Working During College
Many students forgo work to focus on their studies, but working while attending school teaches practical business and time management skills that every person needs to learn. Many employers offer jobs with flexible schedules that allow students to work and attend school simultaneously.
Working for traditional employers has a few drawbacks relative to work study programs (you must pay Social Security taxes and earnings over $6400 reduces your federal financial aid eligibility), but its advantages often outweigh these drawbacks. For example, many students will find that they can earn a higher hourly wage working for themselves or for an outside employer than they can through the Federal Work Study program.
Additionally, it’s possible for students to find paid work related to their intended career field, and the connections that students make from these jobs can lead to better job prospects upon graduation. Shannon McLay, host of the Martinis and Your Money Podcast believes that working at Best Buy during school helped her stand out from other applicants when she interviewed for finance jobs after college. Working as a cashier also allowed her to keep student and consumer debt to a minimum.
Working while in school is one of the best ways to pay for living expenses and tuition and to keep debt at bay.
Payment Plans or Tuition Installment Plans
Many colleges and universities want to give everyone a chance at an education, so these schools work with the individuals to create payment plans (also called tuition installment plans) that allow students to spread out a tuition gap over the course of the semester or academic year. For example, if a student has a shortfall of $3,000, their school’s financial aid may allow them to spread out payment over the course of 10 months ($300 per month).

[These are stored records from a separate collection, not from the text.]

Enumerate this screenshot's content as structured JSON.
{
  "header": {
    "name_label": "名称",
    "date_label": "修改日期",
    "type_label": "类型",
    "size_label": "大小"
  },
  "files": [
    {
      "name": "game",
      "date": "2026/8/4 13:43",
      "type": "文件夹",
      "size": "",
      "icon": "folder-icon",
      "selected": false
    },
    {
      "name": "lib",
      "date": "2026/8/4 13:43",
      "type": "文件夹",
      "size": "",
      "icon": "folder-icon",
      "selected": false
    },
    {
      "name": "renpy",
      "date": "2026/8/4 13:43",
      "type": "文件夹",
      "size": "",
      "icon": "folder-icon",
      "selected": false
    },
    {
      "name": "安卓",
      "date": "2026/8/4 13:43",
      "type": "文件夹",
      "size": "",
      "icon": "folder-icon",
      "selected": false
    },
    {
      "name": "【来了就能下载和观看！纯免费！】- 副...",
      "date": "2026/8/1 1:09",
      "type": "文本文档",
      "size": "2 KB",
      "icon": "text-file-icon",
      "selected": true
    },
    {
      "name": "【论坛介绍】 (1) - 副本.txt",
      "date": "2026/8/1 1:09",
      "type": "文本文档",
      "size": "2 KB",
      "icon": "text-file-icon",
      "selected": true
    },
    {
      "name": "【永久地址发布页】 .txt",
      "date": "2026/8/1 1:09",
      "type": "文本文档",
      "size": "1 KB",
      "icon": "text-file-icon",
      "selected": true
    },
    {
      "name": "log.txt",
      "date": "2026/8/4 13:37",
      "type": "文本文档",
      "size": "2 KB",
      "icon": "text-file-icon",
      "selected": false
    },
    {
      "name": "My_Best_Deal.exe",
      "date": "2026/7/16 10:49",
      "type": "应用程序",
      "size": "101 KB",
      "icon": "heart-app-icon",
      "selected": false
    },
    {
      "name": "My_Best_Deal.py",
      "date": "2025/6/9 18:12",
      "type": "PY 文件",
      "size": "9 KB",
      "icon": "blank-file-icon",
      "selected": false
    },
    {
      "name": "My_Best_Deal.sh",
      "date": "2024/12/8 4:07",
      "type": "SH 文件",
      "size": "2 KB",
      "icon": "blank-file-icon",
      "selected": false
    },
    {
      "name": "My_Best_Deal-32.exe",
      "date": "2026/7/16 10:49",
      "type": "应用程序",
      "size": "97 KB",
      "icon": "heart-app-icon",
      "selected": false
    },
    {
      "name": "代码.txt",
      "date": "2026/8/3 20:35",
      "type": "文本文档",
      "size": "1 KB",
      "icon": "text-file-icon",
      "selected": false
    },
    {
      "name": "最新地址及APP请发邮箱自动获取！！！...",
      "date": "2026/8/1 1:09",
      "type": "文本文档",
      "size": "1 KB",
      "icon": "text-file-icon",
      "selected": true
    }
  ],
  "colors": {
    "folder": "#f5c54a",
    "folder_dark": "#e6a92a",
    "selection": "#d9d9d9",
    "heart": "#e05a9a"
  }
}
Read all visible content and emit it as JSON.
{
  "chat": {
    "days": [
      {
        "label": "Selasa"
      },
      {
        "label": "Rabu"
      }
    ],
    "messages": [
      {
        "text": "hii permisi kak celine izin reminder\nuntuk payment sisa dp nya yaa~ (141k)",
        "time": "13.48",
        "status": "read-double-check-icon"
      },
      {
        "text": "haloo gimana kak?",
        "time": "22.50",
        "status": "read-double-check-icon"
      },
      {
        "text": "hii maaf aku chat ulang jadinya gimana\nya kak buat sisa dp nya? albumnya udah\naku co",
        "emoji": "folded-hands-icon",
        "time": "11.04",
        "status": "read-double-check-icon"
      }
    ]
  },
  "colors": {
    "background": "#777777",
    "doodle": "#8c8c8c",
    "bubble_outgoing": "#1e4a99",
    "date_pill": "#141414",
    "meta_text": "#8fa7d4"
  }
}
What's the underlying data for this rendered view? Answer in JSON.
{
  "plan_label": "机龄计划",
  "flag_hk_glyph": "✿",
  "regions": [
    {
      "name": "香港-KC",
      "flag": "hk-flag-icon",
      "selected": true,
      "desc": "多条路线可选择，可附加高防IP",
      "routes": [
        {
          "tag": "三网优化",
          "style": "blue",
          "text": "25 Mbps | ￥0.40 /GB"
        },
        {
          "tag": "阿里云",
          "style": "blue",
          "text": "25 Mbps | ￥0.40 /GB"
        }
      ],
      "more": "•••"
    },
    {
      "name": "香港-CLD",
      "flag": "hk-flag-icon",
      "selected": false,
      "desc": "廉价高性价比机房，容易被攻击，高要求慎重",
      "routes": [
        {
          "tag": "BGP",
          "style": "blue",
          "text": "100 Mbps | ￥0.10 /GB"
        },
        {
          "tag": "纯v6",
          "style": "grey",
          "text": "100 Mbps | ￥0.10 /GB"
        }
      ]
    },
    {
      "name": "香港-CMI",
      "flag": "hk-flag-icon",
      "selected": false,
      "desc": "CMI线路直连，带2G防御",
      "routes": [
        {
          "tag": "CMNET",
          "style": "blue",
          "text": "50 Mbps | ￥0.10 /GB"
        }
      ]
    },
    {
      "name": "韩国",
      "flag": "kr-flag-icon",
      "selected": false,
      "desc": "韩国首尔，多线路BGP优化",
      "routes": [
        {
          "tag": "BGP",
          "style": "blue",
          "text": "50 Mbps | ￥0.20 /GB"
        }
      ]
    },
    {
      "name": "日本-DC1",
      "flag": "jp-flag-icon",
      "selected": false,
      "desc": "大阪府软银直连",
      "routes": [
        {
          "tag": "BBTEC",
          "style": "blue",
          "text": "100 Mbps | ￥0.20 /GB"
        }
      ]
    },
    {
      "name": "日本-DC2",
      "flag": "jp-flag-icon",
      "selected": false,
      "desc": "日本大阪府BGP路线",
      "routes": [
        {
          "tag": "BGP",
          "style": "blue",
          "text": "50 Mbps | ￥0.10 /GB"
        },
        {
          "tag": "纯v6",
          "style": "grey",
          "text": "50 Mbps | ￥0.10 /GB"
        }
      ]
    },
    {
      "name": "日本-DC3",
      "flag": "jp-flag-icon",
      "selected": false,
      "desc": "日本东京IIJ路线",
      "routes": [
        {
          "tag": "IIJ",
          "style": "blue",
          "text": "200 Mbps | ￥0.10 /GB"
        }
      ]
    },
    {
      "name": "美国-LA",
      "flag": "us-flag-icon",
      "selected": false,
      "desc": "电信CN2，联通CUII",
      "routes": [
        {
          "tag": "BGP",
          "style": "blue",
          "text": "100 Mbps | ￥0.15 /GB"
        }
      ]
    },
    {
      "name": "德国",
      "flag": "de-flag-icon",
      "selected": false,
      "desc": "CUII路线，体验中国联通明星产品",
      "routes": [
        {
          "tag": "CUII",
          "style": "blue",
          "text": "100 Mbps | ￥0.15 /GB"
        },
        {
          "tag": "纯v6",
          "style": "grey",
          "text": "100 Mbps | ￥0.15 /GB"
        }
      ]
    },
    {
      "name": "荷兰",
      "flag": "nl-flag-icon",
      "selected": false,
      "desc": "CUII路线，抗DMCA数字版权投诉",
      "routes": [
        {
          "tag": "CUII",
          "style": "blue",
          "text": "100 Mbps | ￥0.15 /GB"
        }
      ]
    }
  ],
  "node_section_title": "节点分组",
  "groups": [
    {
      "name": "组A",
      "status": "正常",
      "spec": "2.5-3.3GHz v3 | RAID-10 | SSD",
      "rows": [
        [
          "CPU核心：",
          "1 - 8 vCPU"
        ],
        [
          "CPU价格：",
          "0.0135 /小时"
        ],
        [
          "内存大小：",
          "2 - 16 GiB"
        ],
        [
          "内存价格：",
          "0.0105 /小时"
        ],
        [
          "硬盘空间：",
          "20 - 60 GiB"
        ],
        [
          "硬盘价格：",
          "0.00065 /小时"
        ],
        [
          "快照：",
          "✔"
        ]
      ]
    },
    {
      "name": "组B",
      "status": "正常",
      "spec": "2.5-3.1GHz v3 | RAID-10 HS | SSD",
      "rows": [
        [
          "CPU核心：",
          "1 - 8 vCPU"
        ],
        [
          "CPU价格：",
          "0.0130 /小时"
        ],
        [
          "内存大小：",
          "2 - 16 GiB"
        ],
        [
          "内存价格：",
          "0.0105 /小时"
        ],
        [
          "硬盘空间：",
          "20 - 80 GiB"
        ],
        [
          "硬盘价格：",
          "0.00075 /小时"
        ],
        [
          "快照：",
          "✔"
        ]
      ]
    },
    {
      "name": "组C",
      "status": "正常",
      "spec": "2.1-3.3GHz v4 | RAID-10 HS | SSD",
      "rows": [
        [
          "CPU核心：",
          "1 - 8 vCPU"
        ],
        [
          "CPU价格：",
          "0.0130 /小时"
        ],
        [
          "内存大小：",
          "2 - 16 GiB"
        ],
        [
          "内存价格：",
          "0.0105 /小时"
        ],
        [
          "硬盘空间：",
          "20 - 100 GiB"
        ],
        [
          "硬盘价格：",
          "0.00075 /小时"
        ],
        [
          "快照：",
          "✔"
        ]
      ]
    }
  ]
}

Most payment plans do not charge interest, but they do have penalties for falling behind on payments. Before choosing a payment plan, it’s important to check if the school charges interest or fees (especially for late or incomplete payment).

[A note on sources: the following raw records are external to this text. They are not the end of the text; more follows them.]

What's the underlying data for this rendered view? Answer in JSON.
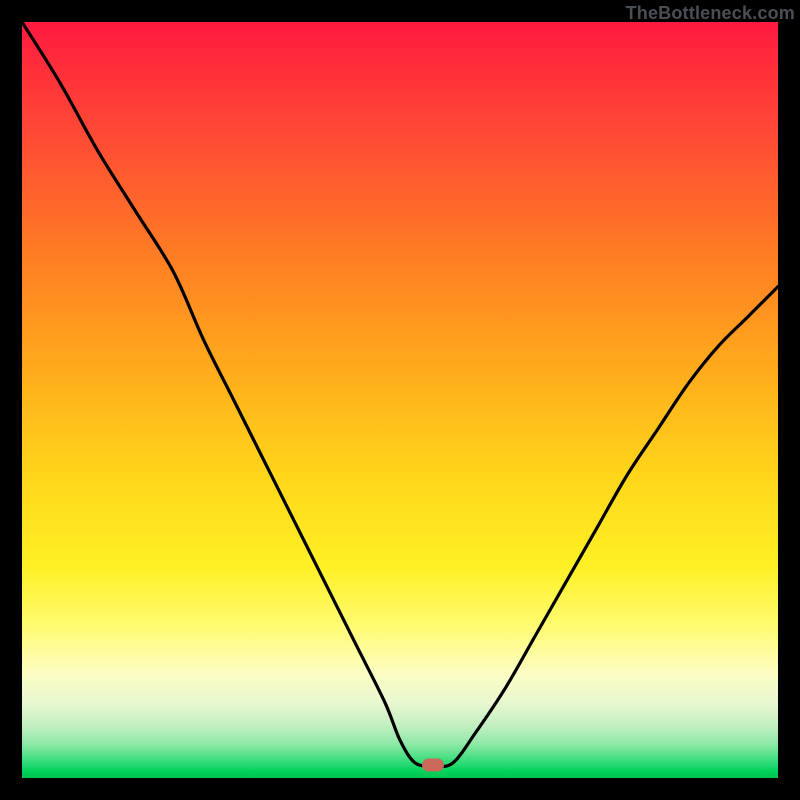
{
  "attribution": "TheBottleneck.com",
  "frame": {
    "outer_width": 800,
    "outer_height": 800,
    "border": 22,
    "border_color": "#000000"
  },
  "gradient_stops": [
    {
      "pos": 0.0,
      "color": "#ff193f"
    },
    {
      "pos": 0.15,
      "color": "#ff4a35"
    },
    {
      "pos": 0.45,
      "color": "#ffa81c"
    },
    {
      "pos": 0.72,
      "color": "#fff025"
    },
    {
      "pos": 0.9,
      "color": "#e9f7cf"
    },
    {
      "pos": 1.0,
      "color": "#00c24f"
    }
  ],
  "marker": {
    "color": "#cb6a5a",
    "x_frac": 0.544,
    "y_frac": 0.983
  },
  "chart_data": {
    "type": "line",
    "title": "",
    "xlabel": "",
    "ylabel": "",
    "xlim": [
      0,
      100
    ],
    "ylim": [
      0,
      100
    ],
    "grid": false,
    "legend": false,
    "series": [
      {
        "name": "bottleneck-curve",
        "x": [
          0,
          5,
          10,
          15,
          20,
          24,
          28,
          32,
          36,
          40,
          44,
          48,
          50,
          52,
          54.5,
          57,
          60,
          64,
          68,
          72,
          76,
          80,
          84,
          88,
          92,
          96,
          100
        ],
        "y": [
          100,
          92,
          83,
          75,
          67,
          58,
          50,
          42,
          34,
          26,
          18,
          10,
          5,
          2,
          1.6,
          2,
          6,
          12,
          19,
          26,
          33,
          40,
          46,
          52,
          57,
          61,
          65
        ]
      }
    ],
    "annotations": [
      {
        "type": "marker",
        "x": 54.5,
        "y": 1.6,
        "label": "optimal-point"
      }
    ]
  }
}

Income Share Agreements
More innovative payment plans called income share agreements have cropped up at a few major universities and even some private companies. These programs give you money in exchange for a "share" of your future income for a set period of time. Some of these plans have minimum income requirements, and maximum repayment caps.
Note, these should only be used in lieu of private student loans. Federal student loans are still a better option compared to income share agreements.
For example, Purdue University started a “Back a Boiler” income share agreement that lends money to students who agree to pay back a set percentage of their salaries (up to 3.97%) for nine years (with a cap on how much a student might have to pay back). If the full amount granted isn’t paid back after nine years payment still terminates at that time.
Income Share Agreements benefits those who expect to be low earners post graduation, but high earners come out behind.
Final Thoughts On Student Loan Alternatives
It’s important for students to seek out alternatives to student loans before resorting to borrowing. Even if the alternative measures don’t cover the full cost of tuition and living expenses, they will reduce the amount you have to borrow in the end.
Readers, do you know of any other alternatives to students loans?
Robert Farrington is America’s Millennial Money Expert® and America’s Student Loan Debt Expert™, and the founder of The College Investor, a personal finance site dedicated to helping millennials escape student loan debt to start investing and building wealth for the future. You can learn more about him on the About Page, or on his personal site RobertFarrington.com.
He regularly writes about investing, student loan debt, and general personal finance topics geared towards anyone wanting to earn more, get out of debt, and start building wealth for the future.
He has been quoted in major publications including the New York Times, Washington Post, Fox, ABC, NBC, and more. He is also a regular contributor to Forbes.